---------- DATA IN THIS EXERCISE

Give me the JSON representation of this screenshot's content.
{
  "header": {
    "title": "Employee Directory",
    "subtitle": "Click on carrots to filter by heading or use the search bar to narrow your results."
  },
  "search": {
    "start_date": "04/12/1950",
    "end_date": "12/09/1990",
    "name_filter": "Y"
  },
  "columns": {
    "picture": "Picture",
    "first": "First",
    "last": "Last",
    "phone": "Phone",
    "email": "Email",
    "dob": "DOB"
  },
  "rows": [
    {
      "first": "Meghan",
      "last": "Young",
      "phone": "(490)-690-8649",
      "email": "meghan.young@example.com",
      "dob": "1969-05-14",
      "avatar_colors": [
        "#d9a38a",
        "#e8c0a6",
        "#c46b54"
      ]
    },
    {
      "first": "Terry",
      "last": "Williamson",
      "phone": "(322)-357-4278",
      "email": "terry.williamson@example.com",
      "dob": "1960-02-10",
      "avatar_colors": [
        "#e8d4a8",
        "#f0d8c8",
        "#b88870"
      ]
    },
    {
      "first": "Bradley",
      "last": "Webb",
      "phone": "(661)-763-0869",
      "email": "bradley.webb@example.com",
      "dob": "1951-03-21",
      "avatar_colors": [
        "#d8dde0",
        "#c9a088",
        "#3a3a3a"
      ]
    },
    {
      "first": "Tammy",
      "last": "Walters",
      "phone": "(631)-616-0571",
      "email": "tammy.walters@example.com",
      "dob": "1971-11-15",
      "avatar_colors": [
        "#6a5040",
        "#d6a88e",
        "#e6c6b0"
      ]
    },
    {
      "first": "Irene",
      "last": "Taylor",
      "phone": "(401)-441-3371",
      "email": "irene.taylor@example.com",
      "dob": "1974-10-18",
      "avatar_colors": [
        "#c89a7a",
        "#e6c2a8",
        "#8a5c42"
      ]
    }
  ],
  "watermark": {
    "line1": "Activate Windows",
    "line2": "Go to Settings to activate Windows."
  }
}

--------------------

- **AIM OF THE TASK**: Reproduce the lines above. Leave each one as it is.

- **SOLUTION TO THIS PROBLEM**:
Give me the JSON representation of this screenshot's content.
{
  "header": {
    "title": "Employee Directory",
    "subtitle": "Click on carrots to filter by heading or use the search bar to narrow your results."
  },
  "search": {
    "start_date": "04/12/1950",
    "end_date": "12/09/1990",
    "name_filter": "Y"
  },
  "columns": {
    "picture": "Picture",
    "first": "First",
    "last": "Last",
    "phone": "Phone",
    "email": "Email",
    "dob": "DOB"
  },
  "rows": [
    {
      "first": "Meghan",
      "last": "Young",
      "phone": "(490)-690-8649",
      "email": "meghan.young@example.com",
      "dob": "1969-05-14",
      "avatar_colors": [
        "#d9a38a",
        "#e8c0a6",
        "#c46b54"
      ]
    },
    {
      "first": "Terry",
      "last": "Williamson",
      "phone": "(322)-357-4278",
      "email": "terry.williamson@example.com",
      "dob": "1960-02-10",
      "avatar_colors": [
        "#e8d4a8",
        "#f0d8c8",
        "#b88870"
      ]
    },
    {
      "first": "Bradley",
      "last": "Webb",
      "phone": "(661)-763-0869",
      "email": "bradley.webb@example.com",
      "dob": "1951-03-21",
      "avatar_colors": [
        "#d8dde0",
        "#c9a088",
        "#3a3a3a"
      ]
    },
    {
      "first": "Tammy",
      "last": "Walters",
      "phone": "(631)-616-0571",
      "email": "tammy.walters@example.com",
      "dob": "1971-11-15",
      "avatar_colors": [
        "#6a5040",
        "#d6a88e",
        "#e6c6b0"
      ]
    },
    {
      "first": "Irene",
      "last": "Taylor",
      "phone": "(401)-441-3371",
      "email": "irene.taylor@example.com",
      "dob": "1974-10-18",
      "avatar_colors": [
        "#c89a7a",
        "#e6c2a8",
        "#8a5c42"
      ]
    }
  ],
  "watermark": {
    "line1": "Activate Windows",
    "line2": "Go to Settings to activate Windows."
  }
}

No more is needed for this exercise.